- [What you are asked to do] Out of the entries that follow, copy each line containing "JSON".

══ Material shown ══

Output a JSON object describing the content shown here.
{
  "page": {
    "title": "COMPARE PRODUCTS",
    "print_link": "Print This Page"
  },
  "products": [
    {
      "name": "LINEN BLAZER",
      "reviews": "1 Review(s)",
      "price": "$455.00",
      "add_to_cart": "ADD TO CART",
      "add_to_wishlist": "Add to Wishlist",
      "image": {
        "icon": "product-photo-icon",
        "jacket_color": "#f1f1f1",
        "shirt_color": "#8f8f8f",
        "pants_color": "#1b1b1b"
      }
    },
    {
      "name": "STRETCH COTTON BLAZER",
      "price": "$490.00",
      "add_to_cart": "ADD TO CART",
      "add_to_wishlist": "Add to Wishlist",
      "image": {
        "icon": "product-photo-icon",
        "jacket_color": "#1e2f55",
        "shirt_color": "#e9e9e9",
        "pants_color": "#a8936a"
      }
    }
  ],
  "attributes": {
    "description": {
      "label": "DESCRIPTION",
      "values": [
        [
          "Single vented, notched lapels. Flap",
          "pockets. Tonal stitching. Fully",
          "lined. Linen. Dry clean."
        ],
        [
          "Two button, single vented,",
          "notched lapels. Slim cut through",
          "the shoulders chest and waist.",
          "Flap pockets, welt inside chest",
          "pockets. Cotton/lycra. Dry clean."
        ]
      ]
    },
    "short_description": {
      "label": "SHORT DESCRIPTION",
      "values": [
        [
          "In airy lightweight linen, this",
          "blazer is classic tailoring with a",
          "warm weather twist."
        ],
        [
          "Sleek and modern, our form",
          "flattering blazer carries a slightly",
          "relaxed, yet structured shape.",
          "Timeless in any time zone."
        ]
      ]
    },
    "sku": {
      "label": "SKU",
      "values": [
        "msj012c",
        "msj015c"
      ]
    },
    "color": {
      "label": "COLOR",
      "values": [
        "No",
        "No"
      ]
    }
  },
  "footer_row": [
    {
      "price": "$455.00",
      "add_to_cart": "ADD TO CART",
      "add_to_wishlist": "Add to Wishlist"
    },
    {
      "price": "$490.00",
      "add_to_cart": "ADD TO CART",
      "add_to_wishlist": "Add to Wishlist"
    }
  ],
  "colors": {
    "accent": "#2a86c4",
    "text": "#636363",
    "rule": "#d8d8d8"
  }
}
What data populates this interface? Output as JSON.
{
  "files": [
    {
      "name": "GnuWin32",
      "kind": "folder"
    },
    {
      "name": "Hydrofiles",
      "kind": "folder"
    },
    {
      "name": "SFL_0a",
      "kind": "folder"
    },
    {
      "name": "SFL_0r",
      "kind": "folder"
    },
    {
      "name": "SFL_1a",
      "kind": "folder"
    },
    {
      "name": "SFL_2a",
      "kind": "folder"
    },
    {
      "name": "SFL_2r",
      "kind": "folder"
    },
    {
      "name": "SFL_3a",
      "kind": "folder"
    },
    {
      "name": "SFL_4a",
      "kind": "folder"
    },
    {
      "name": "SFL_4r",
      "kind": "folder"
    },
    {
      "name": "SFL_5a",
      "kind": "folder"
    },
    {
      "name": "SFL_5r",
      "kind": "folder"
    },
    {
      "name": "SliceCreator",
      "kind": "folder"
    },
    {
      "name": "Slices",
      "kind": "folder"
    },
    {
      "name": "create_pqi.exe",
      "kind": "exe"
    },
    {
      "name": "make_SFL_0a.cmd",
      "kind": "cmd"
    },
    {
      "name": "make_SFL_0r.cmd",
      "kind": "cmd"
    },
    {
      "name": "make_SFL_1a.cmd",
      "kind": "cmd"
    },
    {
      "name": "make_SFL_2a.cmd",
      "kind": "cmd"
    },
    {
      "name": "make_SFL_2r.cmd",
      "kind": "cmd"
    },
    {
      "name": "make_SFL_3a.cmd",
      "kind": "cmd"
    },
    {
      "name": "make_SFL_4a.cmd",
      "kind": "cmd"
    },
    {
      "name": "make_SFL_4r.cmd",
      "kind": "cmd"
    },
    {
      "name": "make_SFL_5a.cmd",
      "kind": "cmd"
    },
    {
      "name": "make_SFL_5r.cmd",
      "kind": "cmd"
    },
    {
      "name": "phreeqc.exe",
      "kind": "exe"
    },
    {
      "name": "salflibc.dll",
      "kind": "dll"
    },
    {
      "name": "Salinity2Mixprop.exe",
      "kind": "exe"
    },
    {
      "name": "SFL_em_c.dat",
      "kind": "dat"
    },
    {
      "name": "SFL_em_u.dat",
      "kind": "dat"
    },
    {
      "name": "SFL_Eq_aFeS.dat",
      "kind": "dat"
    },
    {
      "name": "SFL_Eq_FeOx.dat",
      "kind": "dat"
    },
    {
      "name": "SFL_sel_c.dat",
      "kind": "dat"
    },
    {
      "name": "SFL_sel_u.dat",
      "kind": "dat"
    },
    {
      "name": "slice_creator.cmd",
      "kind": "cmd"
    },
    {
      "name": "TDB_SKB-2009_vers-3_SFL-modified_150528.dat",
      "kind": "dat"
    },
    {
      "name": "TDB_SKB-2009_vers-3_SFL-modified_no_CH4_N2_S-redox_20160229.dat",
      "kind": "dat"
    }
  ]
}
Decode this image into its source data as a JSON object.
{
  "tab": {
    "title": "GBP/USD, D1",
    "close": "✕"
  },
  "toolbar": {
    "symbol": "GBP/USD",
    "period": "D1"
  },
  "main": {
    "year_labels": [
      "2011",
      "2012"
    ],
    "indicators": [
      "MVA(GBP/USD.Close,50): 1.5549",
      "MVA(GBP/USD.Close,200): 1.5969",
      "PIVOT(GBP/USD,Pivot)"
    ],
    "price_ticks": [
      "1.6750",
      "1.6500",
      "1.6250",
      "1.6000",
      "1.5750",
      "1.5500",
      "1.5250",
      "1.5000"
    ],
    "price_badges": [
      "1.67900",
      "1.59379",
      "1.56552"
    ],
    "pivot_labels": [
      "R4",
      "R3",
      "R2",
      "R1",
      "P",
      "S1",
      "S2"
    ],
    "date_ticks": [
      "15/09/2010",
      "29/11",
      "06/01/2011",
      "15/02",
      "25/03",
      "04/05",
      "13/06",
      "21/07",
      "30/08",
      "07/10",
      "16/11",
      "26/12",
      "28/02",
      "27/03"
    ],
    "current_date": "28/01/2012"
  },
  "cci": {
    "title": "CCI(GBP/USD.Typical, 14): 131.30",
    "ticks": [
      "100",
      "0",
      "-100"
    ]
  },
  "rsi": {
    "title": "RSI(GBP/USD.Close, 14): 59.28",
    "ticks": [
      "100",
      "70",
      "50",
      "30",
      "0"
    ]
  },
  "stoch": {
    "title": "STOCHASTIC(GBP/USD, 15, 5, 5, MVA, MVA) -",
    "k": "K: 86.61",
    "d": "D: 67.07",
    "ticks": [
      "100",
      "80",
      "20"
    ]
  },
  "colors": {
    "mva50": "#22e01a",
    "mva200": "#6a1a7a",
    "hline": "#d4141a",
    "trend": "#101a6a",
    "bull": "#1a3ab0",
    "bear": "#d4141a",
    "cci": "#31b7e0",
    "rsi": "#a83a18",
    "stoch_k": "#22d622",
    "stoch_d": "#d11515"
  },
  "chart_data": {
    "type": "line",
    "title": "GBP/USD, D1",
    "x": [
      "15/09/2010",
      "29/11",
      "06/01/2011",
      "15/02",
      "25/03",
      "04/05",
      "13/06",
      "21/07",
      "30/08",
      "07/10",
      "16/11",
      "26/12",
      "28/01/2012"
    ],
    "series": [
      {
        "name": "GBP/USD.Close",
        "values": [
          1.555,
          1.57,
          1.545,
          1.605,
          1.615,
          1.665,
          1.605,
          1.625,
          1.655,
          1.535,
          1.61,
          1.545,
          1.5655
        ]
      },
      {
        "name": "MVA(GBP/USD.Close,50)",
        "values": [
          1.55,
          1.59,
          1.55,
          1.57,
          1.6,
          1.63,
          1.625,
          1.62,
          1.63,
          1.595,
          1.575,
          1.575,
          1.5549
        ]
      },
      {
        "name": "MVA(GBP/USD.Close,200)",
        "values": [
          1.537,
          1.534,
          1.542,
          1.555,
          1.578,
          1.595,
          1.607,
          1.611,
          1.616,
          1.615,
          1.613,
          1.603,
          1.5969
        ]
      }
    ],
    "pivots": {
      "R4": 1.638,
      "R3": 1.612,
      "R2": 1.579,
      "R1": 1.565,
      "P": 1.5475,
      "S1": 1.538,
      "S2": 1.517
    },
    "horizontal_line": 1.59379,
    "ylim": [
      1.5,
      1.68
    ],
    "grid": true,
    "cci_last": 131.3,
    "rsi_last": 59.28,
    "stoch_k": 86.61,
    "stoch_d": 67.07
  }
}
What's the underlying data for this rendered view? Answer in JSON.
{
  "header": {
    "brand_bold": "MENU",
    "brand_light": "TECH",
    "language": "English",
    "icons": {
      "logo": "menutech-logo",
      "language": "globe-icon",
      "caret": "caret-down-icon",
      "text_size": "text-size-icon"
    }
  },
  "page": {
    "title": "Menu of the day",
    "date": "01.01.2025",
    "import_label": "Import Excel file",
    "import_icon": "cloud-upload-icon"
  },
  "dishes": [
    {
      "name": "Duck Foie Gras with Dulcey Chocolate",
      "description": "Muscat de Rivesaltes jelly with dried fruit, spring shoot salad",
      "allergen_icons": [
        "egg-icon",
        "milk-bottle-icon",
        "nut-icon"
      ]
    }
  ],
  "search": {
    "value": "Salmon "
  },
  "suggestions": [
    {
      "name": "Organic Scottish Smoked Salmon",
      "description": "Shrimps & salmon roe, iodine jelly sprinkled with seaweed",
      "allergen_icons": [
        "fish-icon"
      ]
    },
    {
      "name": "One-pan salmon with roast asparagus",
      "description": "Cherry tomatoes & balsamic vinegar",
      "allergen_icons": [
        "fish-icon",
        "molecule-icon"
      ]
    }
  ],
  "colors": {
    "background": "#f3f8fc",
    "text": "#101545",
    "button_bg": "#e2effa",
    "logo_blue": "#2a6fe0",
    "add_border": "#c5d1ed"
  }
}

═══

- [Response for this exercise]
Output a JSON object describing the content shown here.
What data populates this interface? Output as JSON.
Decode this image into its source data as a JSON object.
What's the underlying data for this rendered view? Answer in JSON.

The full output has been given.